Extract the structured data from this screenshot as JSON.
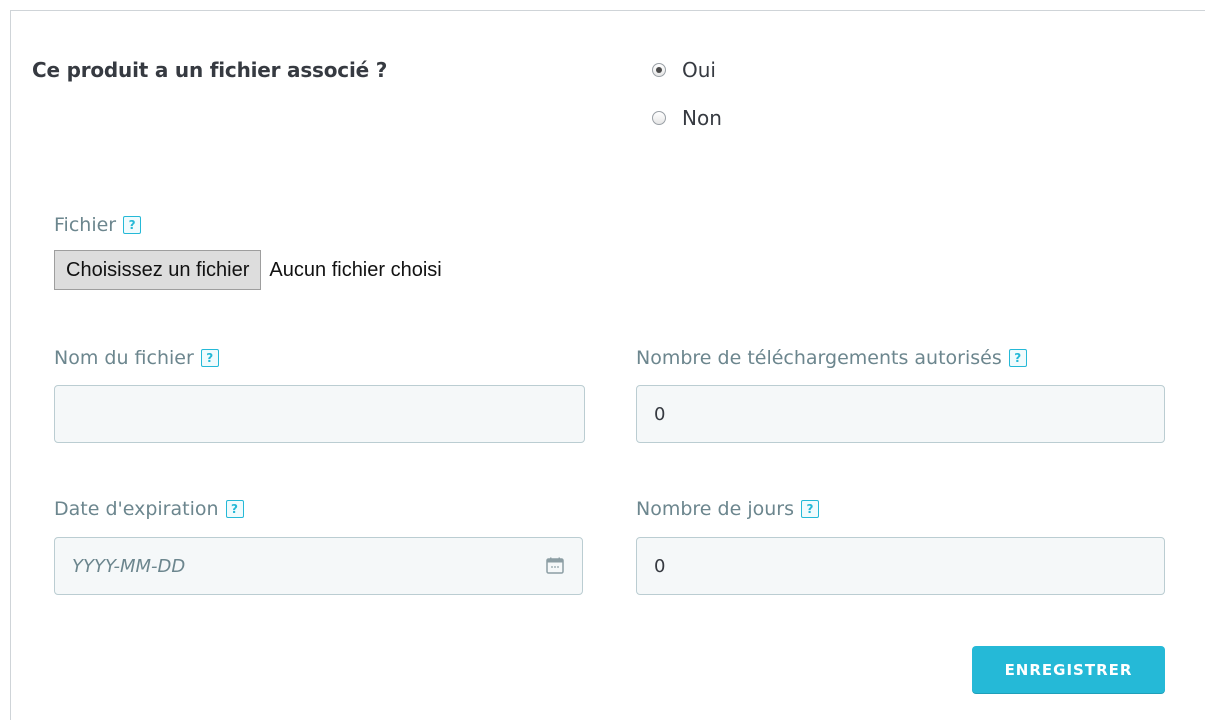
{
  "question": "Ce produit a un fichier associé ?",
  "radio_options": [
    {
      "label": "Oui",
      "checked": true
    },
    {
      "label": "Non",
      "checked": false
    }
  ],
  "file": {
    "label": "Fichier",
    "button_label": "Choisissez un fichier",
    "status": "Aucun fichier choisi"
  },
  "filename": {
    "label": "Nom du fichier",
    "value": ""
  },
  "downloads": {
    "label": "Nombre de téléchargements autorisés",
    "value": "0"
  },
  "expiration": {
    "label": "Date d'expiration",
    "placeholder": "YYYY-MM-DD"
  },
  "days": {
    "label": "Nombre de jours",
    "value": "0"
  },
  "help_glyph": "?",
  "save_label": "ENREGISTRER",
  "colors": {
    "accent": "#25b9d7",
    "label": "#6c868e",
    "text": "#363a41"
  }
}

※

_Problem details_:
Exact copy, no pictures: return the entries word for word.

_Solution for this task_:
Extract the structured data from this screenshot as JSON.
{
  "question": "Ce produit a un fichier associé ?",
  "radio_options": [
    {
      "label": "Oui",
      "checked": true
    },
    {
      "label": "Non",
      "checked": false
    }
  ],
  "file": {
    "label": "Fichier",
    "button_label": "Choisissez un fichier",
    "status": "Aucun fichier choisi"
  },
  "filename": {
    "label": "Nom du fichier",
    "value": ""
  },
  "downloads": {
    "label": "Nombre de téléchargements autorisés",
    "value": "0"
  },
  "expiration": {
    "label": "Date d'expiration",
    "placeholder": "YYYY-MM-DD"
  },
  "days": {
    "label": "Nombre de jours",
    "value": "0"
  },
  "help_glyph": "?",
  "save_label": "ENREGISTRER",
  "colors": {
    "accent": "#25b9d7",
    "label": "#6c868e",
    "text": "#363a41"
  }
}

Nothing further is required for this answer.